p

Figure 11: A trellis with a period-2 orbit.

There are eleven stable segments, and the surface has two punctures, p and q, which are permuted by the diffeomorphism f .

An initial compatible graph is shown in figure 12. The edge-loop p0p1 surrounds the puncture p, and the edge-loop q0q1q2q3 surrounds the puncture q. The control edges map under g as follows:

z_{0}, z_{1}, z_{2} 7→ z_{0}; z_{3} 7→ z_{1}; z_{4} 7→ z_{2}; z_{5} 7→ z_{3}; z_{6}, z_{7}, z_{8}, z_{9}, z_{10} 7→ z_{4}
We compute g on the expanding edges to obtain:

p0 7→ p0z¯10cz6q0; p1 7→ q1q2q3z¯6¯cz10p¯0;

q0 7→ q1; q1 7→ q2q3z¯6¯cz10p1; q2 7→ p0z¯10cz6q¯3q¯2q¯1; q3 7→ ·;

c 7→ ·; d 7→ p0z¯10cz6q¯3q¯2q¯1; e0 7→ e0; e1 7→ e0; e2 7→ e1.

Note that the edges piand qi are not peripheral edges, since they do not form an invariant set. However the edge-loop p0p1 maps to the edge loop p0z¯10cz6q0q1q2q3z¯6¯cz10p¯0 which is freely homotopic to q0q1q2q3.

The edges q3, c, e1, e2 and e3 form an invariant forest which does not contain any control edges. Each of these edges can be collapsed to a point to give the graph in figure 13. The

z0

Figure 13: Graph obtained by collapsing the invariant forest.

expanding edges now map

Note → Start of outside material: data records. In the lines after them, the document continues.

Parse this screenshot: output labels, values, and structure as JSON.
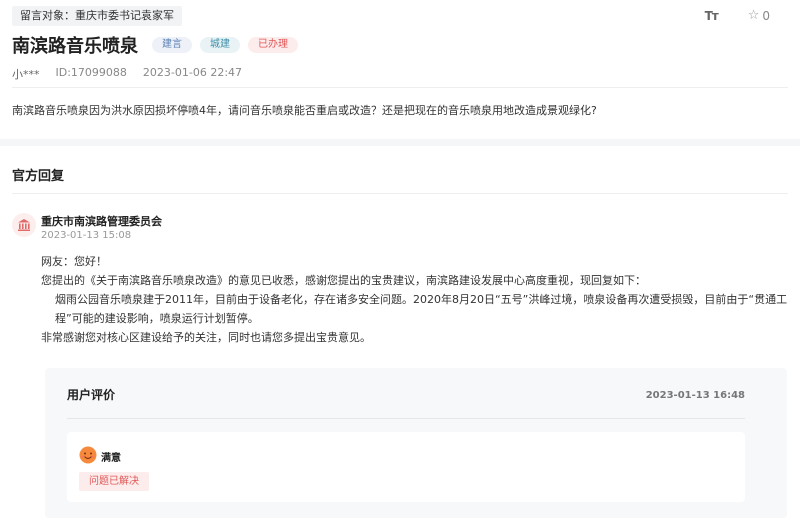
{
  "header": {
    "target_label": "留言对象：重庆市委书记袁家军",
    "font_size_icon": "Tт",
    "star_count": "0"
  },
  "message": {
    "title": "南滨路音乐喷泉",
    "tags": [
      {
        "label": "建言",
        "color": "#5a7fb5"
      },
      {
        "label": "城建",
        "color": "#3f8fa8"
      },
      {
        "label": "已办理",
        "color": "#e05858"
      }
    ],
    "user": "小***",
    "id": "ID:17099088",
    "time": "2023-01-06 22:47",
    "content": "南滨路音乐喷泉因为洪水原因损坏停喷4年，请问音乐喷泉能否重启或改造？还是把现在的音乐喷泉用地改造成景观绿化?"
  },
  "reply": {
    "heading": "官方回复",
    "org_name": "重庆市南滨路管理委员会",
    "org_time": "2023-01-13 15:08",
    "org_icon": "government-building-icon",
    "paragraphs": [
      "网友：您好！",
      "您提出的《关于南滨路音乐喷泉改造》的意见已收悉，感谢您提出的宝贵建议，南滨路建设发展中心高度重视，现回复如下：",
      "烟雨公园音乐喷泉建于2011年，目前由于设备老化，存在诸多安全问题。2020年8月20日“五号”洪峰过境，喷泉设备再次遭受损毁，目前由于“贯通工程”可能的建设影响，喷泉运行计划暂停。",
      "非常感谢您对核心区建设给予的关注，同时也请您多提出宝贵意见。"
    ]
  },
  "evaluation": {
    "title": "用户评价",
    "time": "2023-01-13 16:48",
    "rating_icon": "smiley-face-icon",
    "rating_label": "满意",
    "resolved_label": "问题已解决"
  }
}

The edge d has no preimage, so is not part of the restricted graph representative. We can remove d, and also z1, z3, z5 and z8 to obtain the graph map shown in figure 14 The figure 15. Before tightening, the graph map is

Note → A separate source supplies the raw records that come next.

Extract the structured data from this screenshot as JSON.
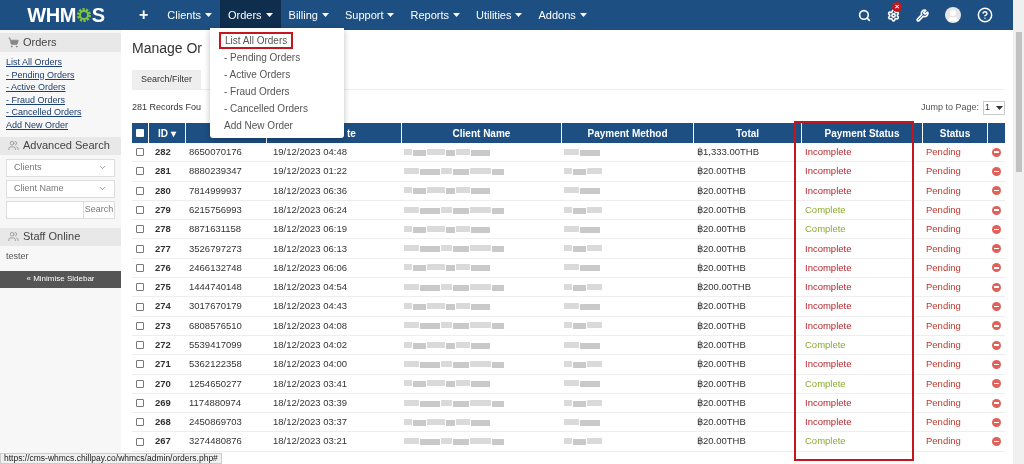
{
  "logo": {
    "text_before": "WHM",
    "text_after": "S"
  },
  "nav": {
    "add": "+",
    "items": [
      {
        "label": "Clients",
        "selected": false
      },
      {
        "label": "Orders",
        "selected": true
      },
      {
        "label": "Billing",
        "selected": false
      },
      {
        "label": "Support",
        "selected": false
      },
      {
        "label": "Reports",
        "selected": false
      },
      {
        "label": "Utilities",
        "selected": false
      },
      {
        "label": "Addons",
        "selected": false
      }
    ],
    "alert_badge": "×"
  },
  "dropdown": {
    "items": [
      {
        "label": "List All Orders",
        "highlighted": true
      },
      {
        "label": "- Pending Orders",
        "highlighted": false
      },
      {
        "label": "- Active Orders",
        "highlighted": false
      },
      {
        "label": "- Fraud Orders",
        "highlighted": false
      },
      {
        "label": "- Cancelled Orders",
        "highlighted": false
      },
      {
        "label": "Add New Order",
        "highlighted": false
      }
    ]
  },
  "sidebar": {
    "orders_title": "Orders",
    "links": [
      "List All Orders",
      "- Pending Orders",
      "- Active Orders",
      "- Fraud Orders",
      "- Cancelled Orders",
      "Add New Order"
    ],
    "advanced_search": {
      "title": "Advanced Search",
      "selects": [
        "Clients",
        "Client Name"
      ],
      "button": "Search"
    },
    "staff_online": {
      "title": "Staff Online",
      "users": [
        "tester"
      ]
    },
    "minimise": "« Minimise Sidebar"
  },
  "page": {
    "title": "Manage Or",
    "tabs": [
      "Search/Filter"
    ],
    "records": "281 Records Fou",
    "jump_label": "Jump to Page:",
    "jump_value": "1"
  },
  "table": {
    "columns": [
      "ID ▾",
      "",
      "te",
      "Client Name",
      "Payment Method",
      "Total",
      "Payment Status",
      "Status"
    ],
    "highlight_column": true,
    "select_all_checked": false,
    "rows": [
      {
        "id": "282",
        "number": "8650070176",
        "date": "19/12/2023 04:48",
        "total": "฿1,333.00THB",
        "payment_status": "Incomplete",
        "paid": false,
        "status": "Pending",
        "checked": false
      },
      {
        "id": "281",
        "number": "8880239347",
        "date": "19/12/2023 01:22",
        "total": "฿20.00THB",
        "payment_status": "Incomplete",
        "paid": false,
        "status": "Pending",
        "checked": false
      },
      {
        "id": "280",
        "number": "7814999937",
        "date": "18/12/2023 06:36",
        "total": "฿20.00THB",
        "payment_status": "Incomplete",
        "paid": false,
        "status": "Pending",
        "checked": false
      },
      {
        "id": "279",
        "number": "6215756993",
        "date": "18/12/2023 06:24",
        "total": "฿20.00THB",
        "payment_status": "Complete",
        "paid": true,
        "status": "Pending",
        "checked": false
      },
      {
        "id": "278",
        "number": "8871631158",
        "date": "18/12/2023 06:19",
        "total": "฿20.00THB",
        "payment_status": "Complete",
        "paid": true,
        "status": "Pending",
        "checked": false
      },
      {
        "id": "277",
        "number": "3526797273",
        "date": "18/12/2023 06:13",
        "total": "฿20.00THB",
        "payment_status": "Incomplete",
        "paid": false,
        "status": "Pending",
        "checked": false
      },
      {
        "id": "276",
        "number": "2466132748",
        "date": "18/12/2023 06:06",
        "total": "฿20.00THB",
        "payment_status": "Incomplete",
        "paid": false,
        "status": "Pending",
        "checked": false
      },
      {
        "id": "275",
        "number": "1444740148",
        "date": "18/12/2023 04:54",
        "total": "฿200.00THB",
        "payment_status": "Incomplete",
        "paid": false,
        "status": "Pending",
        "checked": false
      },
      {
        "id": "274",
        "number": "3017670179",
        "date": "18/12/2023 04:43",
        "total": "฿20.00THB",
        "payment_status": "Incomplete",
        "paid": false,
        "status": "Pending",
        "checked": false
      },
      {
        "id": "273",
        "number": "6808576510",
        "date": "18/12/2023 04:08",
        "total": "฿20.00THB",
        "payment_status": "Incomplete",
        "paid": false,
        "status": "Pending",
        "checked": false
      },
      {
        "id": "272",
        "number": "5539417099",
        "date": "18/12/2023 04:02",
        "total": "฿20.00THB",
        "payment_status": "Complete",
        "paid": true,
        "status": "Pending",
        "checked": false
      },
      {
        "id": "271",
        "number": "5362122358",
        "date": "18/12/2023 04:00",
        "total": "฿20.00THB",
        "payment_status": "Incomplete",
        "paid": false,
        "status": "Pending",
        "checked": false
      },
      {
        "id": "270",
        "number": "1254650277",
        "date": "18/12/2023 03:41",
        "total": "฿20.00THB",
        "payment_status": "Complete",
        "paid": true,
        "status": "Pending",
        "checked": false
      },
      {
        "id": "269",
        "number": "1174880974",
        "date": "18/12/2023 03:39",
        "total": "฿20.00THB",
        "payment_status": "Incomplete",
        "paid": false,
        "status": "Pending",
        "checked": false
      },
      {
        "id": "268",
        "number": "2450869703",
        "date": "18/12/2023 03:37",
        "total": "฿20.00THB",
        "payment_status": "Incomplete",
        "paid": false,
        "status": "Pending",
        "checked": false
      },
      {
        "id": "267",
        "number": "3274480876",
        "date": "18/12/2023 03:21",
        "total": "฿20.00THB",
        "payment_status": "Complete",
        "paid": true,
        "status": "Pending",
        "checked": false
      }
    ]
  },
  "status_url": "https://cms-whmcs.chillpay.co/whmcs/admin/orders.php#"
}
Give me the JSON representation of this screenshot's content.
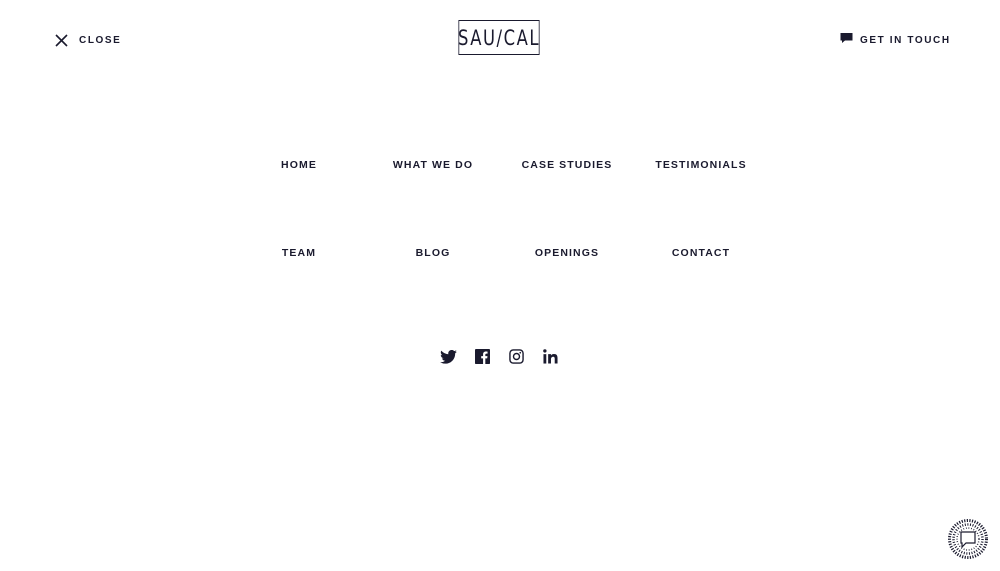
{
  "header": {
    "close_label": "CLOSE",
    "logo_text": "SAU/CAL",
    "get_in_touch_label": "GET IN TOUCH"
  },
  "nav": {
    "items": [
      {
        "label": "HOME"
      },
      {
        "label": "WHAT WE DO"
      },
      {
        "label": "CASE STUDIES"
      },
      {
        "label": "TESTIMONIALS"
      },
      {
        "label": "TEAM"
      },
      {
        "label": "BLOG"
      },
      {
        "label": "OPENINGS"
      },
      {
        "label": "CONTACT"
      }
    ]
  },
  "social": {
    "icons": [
      "twitter-icon",
      "facebook-icon",
      "instagram-icon",
      "linkedin-icon"
    ]
  },
  "chat_widget": {
    "icon": "chat-widget-icon"
  },
  "colors": {
    "text": "#1a1a2e",
    "background": "#ffffff"
  }
}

p0 7→ a0p0¯a1z¯10z6¯b0q0b1; p1 7→ ¯b1q1¯b4b4q2b0z¯6z10a1p¯0¯a0;

q0 7→ ¯b1q1¯b4; q1 7→ b4q2b0z¯6z10a1p1¯a0; q2 7→ a0p0¯a1z¯10z6¯b0q¯2¯b4b4q¯1b1. On performing tightenings and valence-3 homotopies, we obtain the graph map

p0 7→ q0; p1 7→ q1q2; q0 7→ ·; q1 7→ q2b0z¯6z10a1p1; q2 7→ p0¯a1z¯10z6¯b0q¯2;
a0 7→ a0p0¯a1z¯10z6¯b0; a1 7→ ¯b1; b0 7→ ¯q1b1; b1 7→ ¯b4; b4 7→ a0.
Collapsing q_{0} and then p_{0} gives the graph map shown in figure 16, with

p1 7→ q1q2; q1 7→ q2b0z¯6z10a1p1; q2 7→ ¯a1z¯10z6¯b0q¯2; a0 7→ a0a¯1z¯10z6¯b0; a1 7→ ¯b1; b0 7→ ¯q1b1; b1 7→ ¯b4; b4 7→ a0.

z0

Figure 16: Graph obtained after collapsing q0 and p0.

z0

Figure 17: Graph obtained after folding q1 and q2.
and control zeta function ζZ(t) = 5 + 11t + 19t^{2}+ · · ·.

Figure 18: Graph obtained after collapsing q2.

Since now q2 has trivial image, we can collapse q2 to obtain the graph map shown in figure 18, with

and q1 are peripheral edges for the graph map.

Collapsing the control edges we obtain the topological graph representative as shown in figure 20.

q

It is clear that given an efficient graph map compatible with a trellis map, the trellis mapping type can be reconstructed from the graph map. The converse is also true; up to isomorphism there is only one efficient controlled graph map compatible with a given trellis mapping class.

Proof of theorem‘4.4 (uniqueness): We first give a verifiable criterion for an exact homotopy equivalence between two graphs to be homotopic to a homeomorphism. Sup-pose (G1, W1) and (G2, W2) are controlled graphs, and p is an exact homotopy equivalence between G1 and G2. Suppose there are strictly positive real functions l1 and l2 on the edges of G1 and G2 such that whenever α1 and α2 are tight paths joining points of W with p ◦ α1 ∼ α2 we have l1(α1) = l2(α2). (We take the distance between a point of W and a control vertex to be half the length of the control edge.)

We claim p is homotopic to a homeomorphism from (G_{1}, W_{1}) to (G_{2}, W_{2}). To show this,
is sufficient to show that the universal covers ( eG_{1}, fW_{1}) and ( eG_{2}, fW_{2}) are homeomorphic.

Since W1 and W2 are homeomorphic, and G1 and G2 are homotopy-equivalent, the sets
Wf1 and fW2 are homeomorphic, and we call them both fW . The functions l1 and l2 lift
naturally to eG_{1} and eG_{2}. For any four points we_{1}, we_{2}, we_{3} and we_{4} in fW . there are only two
possibilities for the span; either it contains a valence-4 vertex or two valence-3 vertices.

Let αij be the curve from wi to wj.